What you should do:
In the records that follow, locate every line with "false" and extract it.

(Data records for software interfaces)
--------------------

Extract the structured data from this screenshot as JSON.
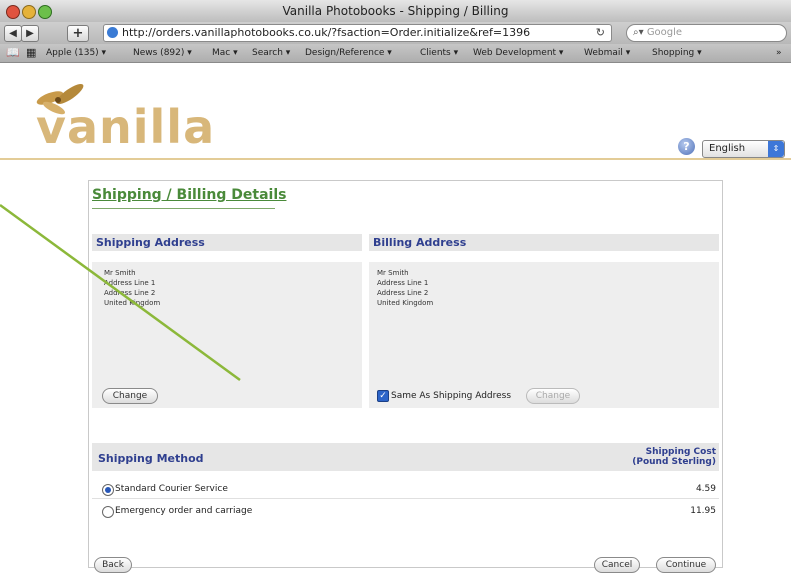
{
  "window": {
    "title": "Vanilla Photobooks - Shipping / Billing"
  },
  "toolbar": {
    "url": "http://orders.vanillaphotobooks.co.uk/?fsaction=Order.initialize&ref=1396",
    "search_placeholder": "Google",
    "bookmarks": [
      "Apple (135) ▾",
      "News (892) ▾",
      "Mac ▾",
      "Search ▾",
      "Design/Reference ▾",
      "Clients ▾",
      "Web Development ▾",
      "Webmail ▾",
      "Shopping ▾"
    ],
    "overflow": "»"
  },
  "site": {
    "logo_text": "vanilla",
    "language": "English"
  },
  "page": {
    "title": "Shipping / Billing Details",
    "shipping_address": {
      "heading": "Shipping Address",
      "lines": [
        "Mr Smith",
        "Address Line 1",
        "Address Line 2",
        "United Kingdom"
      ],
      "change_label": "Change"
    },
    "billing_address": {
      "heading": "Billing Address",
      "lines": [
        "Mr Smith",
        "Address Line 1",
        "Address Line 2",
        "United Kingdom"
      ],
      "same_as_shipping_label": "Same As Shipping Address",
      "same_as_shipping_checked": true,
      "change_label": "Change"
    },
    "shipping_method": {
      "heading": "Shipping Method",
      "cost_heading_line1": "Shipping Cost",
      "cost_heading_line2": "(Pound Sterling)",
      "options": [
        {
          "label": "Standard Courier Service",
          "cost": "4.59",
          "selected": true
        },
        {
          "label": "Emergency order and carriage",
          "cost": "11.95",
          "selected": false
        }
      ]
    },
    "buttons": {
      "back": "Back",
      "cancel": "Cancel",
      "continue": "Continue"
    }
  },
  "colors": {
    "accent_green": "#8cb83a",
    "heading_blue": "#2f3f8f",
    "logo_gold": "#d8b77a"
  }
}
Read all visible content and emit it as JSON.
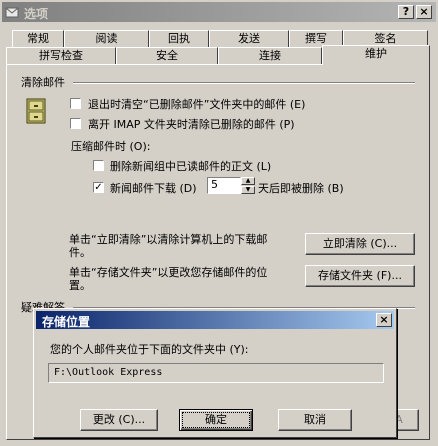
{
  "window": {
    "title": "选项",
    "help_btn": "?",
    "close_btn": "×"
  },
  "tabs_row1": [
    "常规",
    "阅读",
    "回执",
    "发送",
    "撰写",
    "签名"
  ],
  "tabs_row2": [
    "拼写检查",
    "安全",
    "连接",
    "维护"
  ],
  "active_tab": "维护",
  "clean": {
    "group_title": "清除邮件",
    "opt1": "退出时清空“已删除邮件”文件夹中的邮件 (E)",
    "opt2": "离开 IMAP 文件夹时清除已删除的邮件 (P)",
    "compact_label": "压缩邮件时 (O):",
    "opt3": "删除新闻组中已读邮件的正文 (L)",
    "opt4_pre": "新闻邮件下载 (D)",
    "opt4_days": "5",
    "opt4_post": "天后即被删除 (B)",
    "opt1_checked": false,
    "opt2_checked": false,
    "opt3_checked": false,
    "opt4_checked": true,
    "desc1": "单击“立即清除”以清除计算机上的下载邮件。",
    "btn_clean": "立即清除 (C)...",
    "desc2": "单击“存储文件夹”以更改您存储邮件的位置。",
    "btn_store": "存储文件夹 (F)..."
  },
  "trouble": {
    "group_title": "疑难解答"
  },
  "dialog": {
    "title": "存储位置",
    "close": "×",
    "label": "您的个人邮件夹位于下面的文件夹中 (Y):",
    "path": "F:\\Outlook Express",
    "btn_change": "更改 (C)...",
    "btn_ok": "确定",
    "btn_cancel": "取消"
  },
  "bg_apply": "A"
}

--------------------

Exercise output:
          "selected": false
    "opt1_checked": false,
    "opt2_checked": false,
    "opt3_checked": false,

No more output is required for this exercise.